→ About this exercise:
Lines that include the word "logo" should be copied from the listing that follows.

→ Task inputs:
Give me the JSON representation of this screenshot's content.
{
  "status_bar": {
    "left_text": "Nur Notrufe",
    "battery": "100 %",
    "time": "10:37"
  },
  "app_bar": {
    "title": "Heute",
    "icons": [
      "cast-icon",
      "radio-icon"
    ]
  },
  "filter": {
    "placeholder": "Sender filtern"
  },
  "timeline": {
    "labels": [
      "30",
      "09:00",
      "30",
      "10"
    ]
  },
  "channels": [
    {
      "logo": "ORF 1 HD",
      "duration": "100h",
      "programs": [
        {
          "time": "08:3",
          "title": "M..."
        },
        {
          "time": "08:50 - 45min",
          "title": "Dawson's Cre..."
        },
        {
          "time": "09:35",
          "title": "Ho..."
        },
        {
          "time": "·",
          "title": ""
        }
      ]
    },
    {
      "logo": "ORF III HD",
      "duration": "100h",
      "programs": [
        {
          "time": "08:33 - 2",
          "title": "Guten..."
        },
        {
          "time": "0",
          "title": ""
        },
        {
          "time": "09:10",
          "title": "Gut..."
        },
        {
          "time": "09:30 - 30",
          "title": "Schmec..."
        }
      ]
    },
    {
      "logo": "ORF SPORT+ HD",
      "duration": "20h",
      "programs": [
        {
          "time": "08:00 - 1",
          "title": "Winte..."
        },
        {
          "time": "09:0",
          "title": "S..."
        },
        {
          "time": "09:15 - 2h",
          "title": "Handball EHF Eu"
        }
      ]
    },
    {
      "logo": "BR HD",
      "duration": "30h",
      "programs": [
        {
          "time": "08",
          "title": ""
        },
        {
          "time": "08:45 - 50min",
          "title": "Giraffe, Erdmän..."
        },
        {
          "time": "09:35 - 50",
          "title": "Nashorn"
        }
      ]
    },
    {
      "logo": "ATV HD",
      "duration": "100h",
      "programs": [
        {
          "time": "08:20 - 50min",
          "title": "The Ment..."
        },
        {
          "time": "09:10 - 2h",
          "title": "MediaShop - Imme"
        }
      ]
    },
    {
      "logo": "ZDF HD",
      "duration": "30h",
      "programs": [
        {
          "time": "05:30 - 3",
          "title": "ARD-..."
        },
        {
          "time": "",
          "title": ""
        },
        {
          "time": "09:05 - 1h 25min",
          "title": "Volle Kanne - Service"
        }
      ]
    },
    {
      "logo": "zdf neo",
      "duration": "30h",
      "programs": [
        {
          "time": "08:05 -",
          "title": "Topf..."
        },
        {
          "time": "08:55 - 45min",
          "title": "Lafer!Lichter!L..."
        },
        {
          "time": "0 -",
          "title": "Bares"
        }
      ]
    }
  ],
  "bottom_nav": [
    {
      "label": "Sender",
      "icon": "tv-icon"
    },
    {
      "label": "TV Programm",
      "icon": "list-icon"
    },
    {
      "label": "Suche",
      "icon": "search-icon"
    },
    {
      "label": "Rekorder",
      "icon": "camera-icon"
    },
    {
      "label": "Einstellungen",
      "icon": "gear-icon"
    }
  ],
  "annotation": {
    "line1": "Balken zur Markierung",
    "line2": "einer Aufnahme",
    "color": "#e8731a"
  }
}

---

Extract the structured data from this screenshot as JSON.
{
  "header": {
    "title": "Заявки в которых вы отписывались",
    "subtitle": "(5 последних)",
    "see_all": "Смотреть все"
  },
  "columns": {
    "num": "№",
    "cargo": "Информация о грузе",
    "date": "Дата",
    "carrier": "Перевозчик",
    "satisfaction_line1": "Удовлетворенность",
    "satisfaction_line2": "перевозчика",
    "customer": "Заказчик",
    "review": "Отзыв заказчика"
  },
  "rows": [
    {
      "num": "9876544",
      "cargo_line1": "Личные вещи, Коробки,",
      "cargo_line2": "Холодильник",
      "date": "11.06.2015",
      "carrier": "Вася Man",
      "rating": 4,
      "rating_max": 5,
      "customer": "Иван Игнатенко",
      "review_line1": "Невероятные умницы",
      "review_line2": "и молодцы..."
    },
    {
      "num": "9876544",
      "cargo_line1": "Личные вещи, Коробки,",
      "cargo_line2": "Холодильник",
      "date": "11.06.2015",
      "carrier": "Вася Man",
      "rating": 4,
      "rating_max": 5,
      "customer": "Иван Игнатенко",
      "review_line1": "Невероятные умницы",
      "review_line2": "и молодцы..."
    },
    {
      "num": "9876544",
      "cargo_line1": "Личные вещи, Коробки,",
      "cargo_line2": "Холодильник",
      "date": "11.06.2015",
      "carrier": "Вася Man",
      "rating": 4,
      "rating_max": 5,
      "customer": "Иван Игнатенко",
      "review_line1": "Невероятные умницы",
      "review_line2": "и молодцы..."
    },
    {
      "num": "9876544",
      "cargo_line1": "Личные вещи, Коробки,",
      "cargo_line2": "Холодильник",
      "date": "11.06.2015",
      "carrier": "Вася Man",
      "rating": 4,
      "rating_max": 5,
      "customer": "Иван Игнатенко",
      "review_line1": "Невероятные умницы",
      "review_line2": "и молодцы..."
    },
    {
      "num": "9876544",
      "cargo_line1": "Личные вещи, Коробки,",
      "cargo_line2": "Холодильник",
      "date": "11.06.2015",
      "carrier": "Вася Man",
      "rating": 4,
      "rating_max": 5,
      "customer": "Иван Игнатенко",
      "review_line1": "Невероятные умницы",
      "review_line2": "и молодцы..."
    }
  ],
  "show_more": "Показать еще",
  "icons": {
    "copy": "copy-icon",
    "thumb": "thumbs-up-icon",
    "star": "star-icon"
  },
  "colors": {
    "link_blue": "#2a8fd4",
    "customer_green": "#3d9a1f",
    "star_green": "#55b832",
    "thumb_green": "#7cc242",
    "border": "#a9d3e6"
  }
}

→ Solved problem:
      "logo": "ORF 1 HD",
      "logo": "ORF III HD",
      "logo": "ORF SPORT+ HD",
      "logo": "BR HD",
      "logo": "ATV HD",
      "logo": "ZDF HD",
      "logo": "zdf neo",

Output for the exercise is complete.